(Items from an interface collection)
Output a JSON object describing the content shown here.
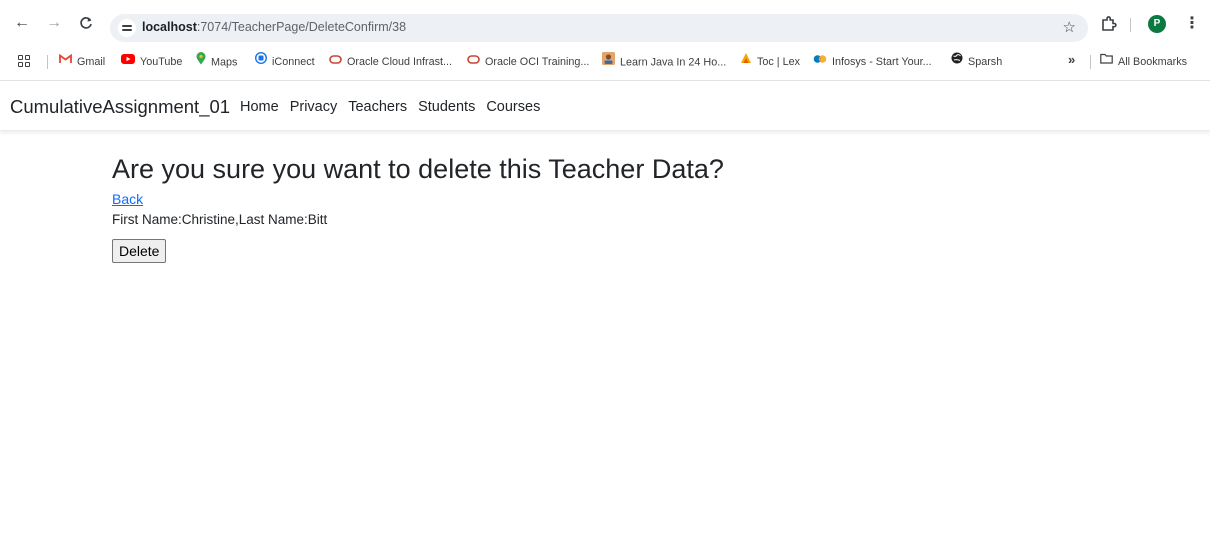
{
  "browser": {
    "url_host": "localhost",
    "url_path": ":7074/TeacherPage/DeleteConfirm/38",
    "profile_initial": "P",
    "bookmarks": [
      {
        "label": "Gmail",
        "icon": "gmail-icon",
        "color": "#ea4335"
      },
      {
        "label": "YouTube",
        "icon": "youtube-icon",
        "color": "#ff0000"
      },
      {
        "label": "Maps",
        "icon": "maps-pin-icon",
        "color": "#34a853"
      },
      {
        "label": "iConnect",
        "icon": "iconnect-icon",
        "color": "#1a73e8"
      },
      {
        "label": "Oracle Cloud Infrast...",
        "icon": "oracle-icon",
        "color": "#c74634"
      },
      {
        "label": "Oracle OCI Training...",
        "icon": "oracle-icon",
        "color": "#c74634"
      },
      {
        "label": "Learn Java In 24 Ho...",
        "icon": "java-book-icon",
        "color": "#8a4b2a"
      },
      {
        "label": "Toc | Lex",
        "icon": "lex-icon",
        "color": "#f2a900"
      },
      {
        "label": "Infosys - Start Your...",
        "icon": "infosys-icon",
        "color": "#007cc3"
      },
      {
        "label": "Sparsh",
        "icon": "sparsh-globe-icon",
        "color": "#202124"
      }
    ],
    "more_label": "»",
    "all_bookmarks_label": "All Bookmarks"
  },
  "navbar": {
    "brand": "CumulativeAssignment_01",
    "links": [
      "Home",
      "Privacy",
      "Teachers",
      "Students",
      "Courses"
    ]
  },
  "main": {
    "heading": "Are you sure you want to delete this Teacher Data?",
    "back_link": "Back",
    "teacher_info": "First Name:Christine,Last Name:Bitt",
    "delete_button": "Delete"
  },
  "colors": {
    "link": "#0d6efd",
    "profile_badge": "#0a7a42"
  }
}
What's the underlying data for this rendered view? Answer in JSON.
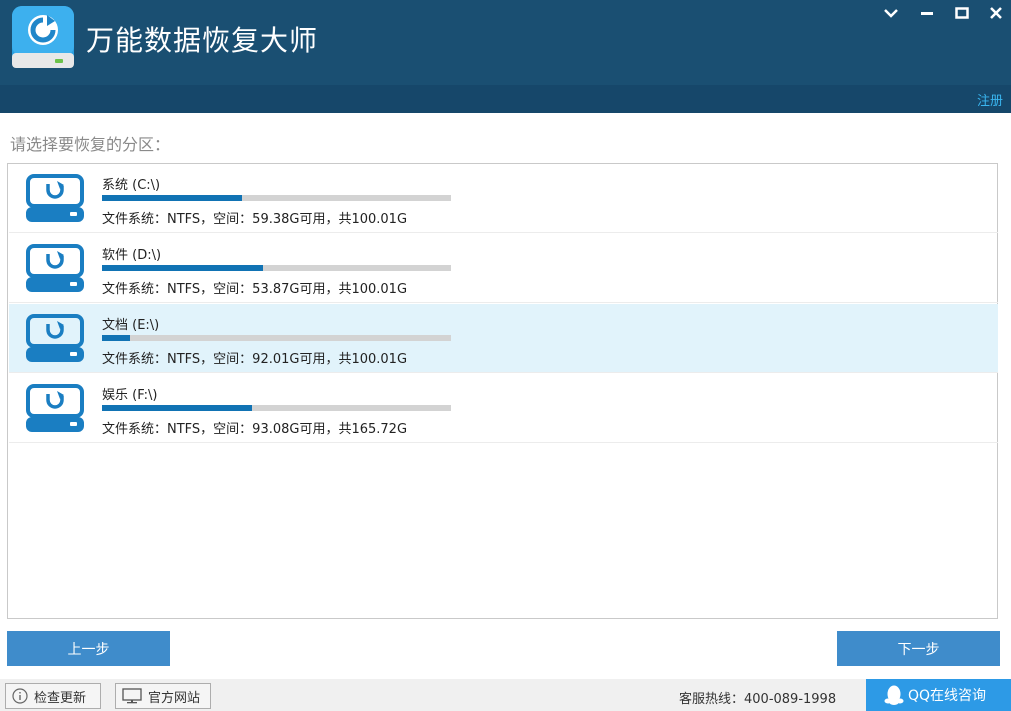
{
  "app": {
    "title": "万能数据恢复大师",
    "register_label": "注册"
  },
  "prompt": "请选择要恢复的分区：",
  "partitions": [
    {
      "name": "系统 (C:\\)",
      "info": "文件系统：NTFS，空间：59.38G可用，共100.01G",
      "used_fraction": 0.4
    },
    {
      "name": "软件 (D:\\)",
      "info": "文件系统：NTFS，空间：53.87G可用，共100.01G",
      "used_fraction": 0.46
    },
    {
      "name": "文档 (E:\\)",
      "info": "文件系统：NTFS，空间：92.01G可用，共100.01G",
      "used_fraction": 0.08,
      "selected": true
    },
    {
      "name": "娱乐 (F:\\)",
      "info": "文件系统：NTFS，空间：93.08G可用，共165.72G",
      "used_fraction": 0.43
    }
  ],
  "buttons": {
    "prev_label": "上一步",
    "next_label": "下一步"
  },
  "footer": {
    "check_update_label": "检查更新",
    "official_site_label": "官方网站",
    "hotline": "客服热线：400-089-1998",
    "qq_label": "QQ在线咨询"
  },
  "colors": {
    "titlebar": "#1a4f72",
    "accent": "#1173b4",
    "button": "#3f8ccb",
    "selected_row": "#e1f3fb",
    "register_link": "#3ab6f0"
  },
  "icons": [
    "app-logo-icon",
    "chevron-down-icon",
    "minimize-icon",
    "maximize-icon",
    "close-icon",
    "drive-recovery-icon",
    "info-icon",
    "monitor-icon",
    "qq-penguin-icon"
  ]
}
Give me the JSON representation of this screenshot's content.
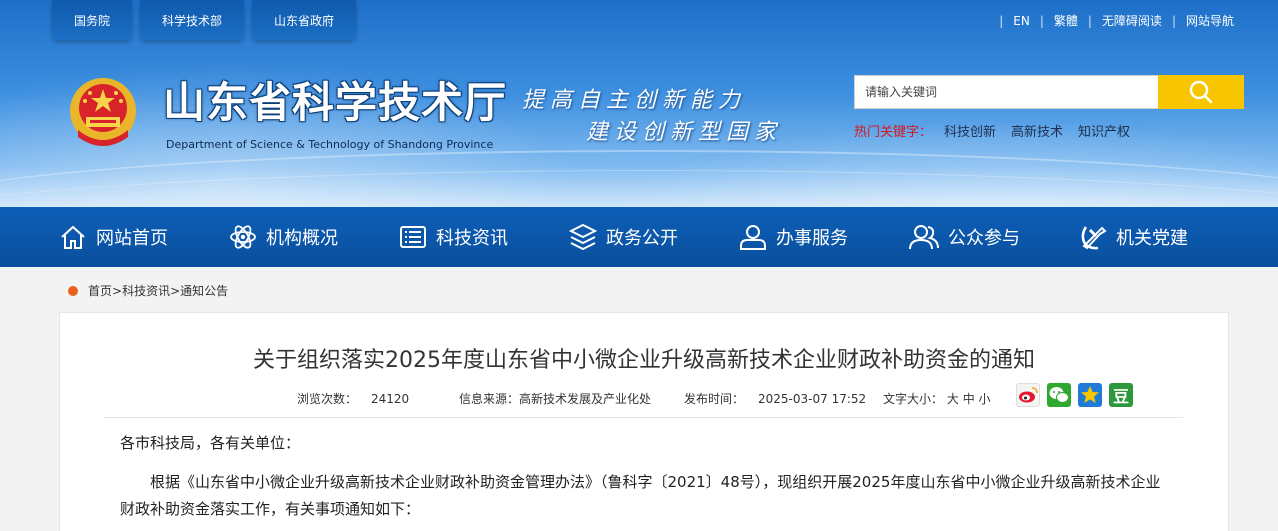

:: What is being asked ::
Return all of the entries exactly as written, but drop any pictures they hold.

:: Response for this exercise ::
Output a JSON object describing the content shown here.
{
  "browser": {
    "url_host": "localhost",
    "url_path": ":7074/TeacherPage/DeleteConfirm/38",
    "profile_initial": "P",
    "bookmarks": [
      {
        "label": "Gmail",
        "icon": "gmail-icon",
        "color": "#ea4335"
      },
      {
        "label": "YouTube",
        "icon": "youtube-icon",
        "color": "#ff0000"
      },
      {
        "label": "Maps",
        "icon": "maps-pin-icon",
        "color": "#34a853"
      },
      {
        "label": "iConnect",
        "icon": "iconnect-icon",
        "color": "#1a73e8"
      },
      {
        "label": "Oracle Cloud Infrast...",
        "icon": "oracle-icon",
        "color": "#c74634"
      },
      {
        "label": "Oracle OCI Training...",
        "icon": "oracle-icon",
        "color": "#c74634"
      },
      {
        "label": "Learn Java In 24 Ho...",
        "icon": "java-book-icon",
        "color": "#8a4b2a"
      },
      {
        "label": "Toc | Lex",
        "icon": "lex-icon",
        "color": "#f2a900"
      },
      {
        "label": "Infosys - Start Your...",
        "icon": "infosys-icon",
        "color": "#007cc3"
      },
      {
        "label": "Sparsh",
        "icon": "sparsh-globe-icon",
        "color": "#202124"
      }
    ],
    "more_label": "»",
    "all_bookmarks_label": "All Bookmarks"
  },
  "navbar": {
    "brand": "CumulativeAssignment_01",
    "links": [
      "Home",
      "Privacy",
      "Teachers",
      "Students",
      "Courses"
    ]
  },
  "main": {
    "heading": "Are you sure you want to delete this Teacher Data?",
    "back_link": "Back",
    "teacher_info": "First Name:Christine,Last Name:Bitt",
    "delete_button": "Delete"
  },
  "colors": {
    "link": "#0d6efd",
    "profile_badge": "#0a7a42"
  }
}
What's the underlying data for this rendered view? Answer in JSON.
{
  "app": {
    "title": "万能数据恢复大师",
    "register_label": "注册"
  },
  "prompt": "请选择要恢复的分区：",
  "partitions": [
    {
      "name": "系统 (C:\\)",
      "info": "文件系统：NTFS，空间：59.38G可用，共100.01G",
      "used_fraction": 0.4
    },
    {
      "name": "软件 (D:\\)",
      "info": "文件系统：NTFS，空间：53.87G可用，共100.01G",
      "used_fraction": 0.46
    },
    {
      "name": "文档 (E:\\)",
      "info": "文件系统：NTFS，空间：92.01G可用，共100.01G",
      "used_fraction": 0.08,
      "selected": true
    },
    {
      "name": "娱乐 (F:\\)",
      "info": "文件系统：NTFS，空间：93.08G可用，共165.72G",
      "used_fraction": 0.43
    }
  ],
  "buttons": {
    "prev_label": "上一步",
    "next_label": "下一步"
  },
  "footer": {
    "check_update_label": "检查更新",
    "official_site_label": "官方网站",
    "hotline": "客服热线：400-089-1998",
    "qq_label": "QQ在线咨询"
  },
  "colors": {
    "titlebar": "#1a4f72",
    "accent": "#1173b4",
    "button": "#3f8ccb",
    "selected_row": "#e1f3fb",
    "register_link": "#3ab6f0"
  },
  "icons": [
    "app-logo-icon",
    "chevron-down-icon",
    "minimize-icon",
    "maximize-icon",
    "close-icon",
    "drive-recovery-icon",
    "info-icon",
    "monitor-icon",
    "qq-penguin-icon"
  ]
}
Give me the JSON representation of this screenshot's content.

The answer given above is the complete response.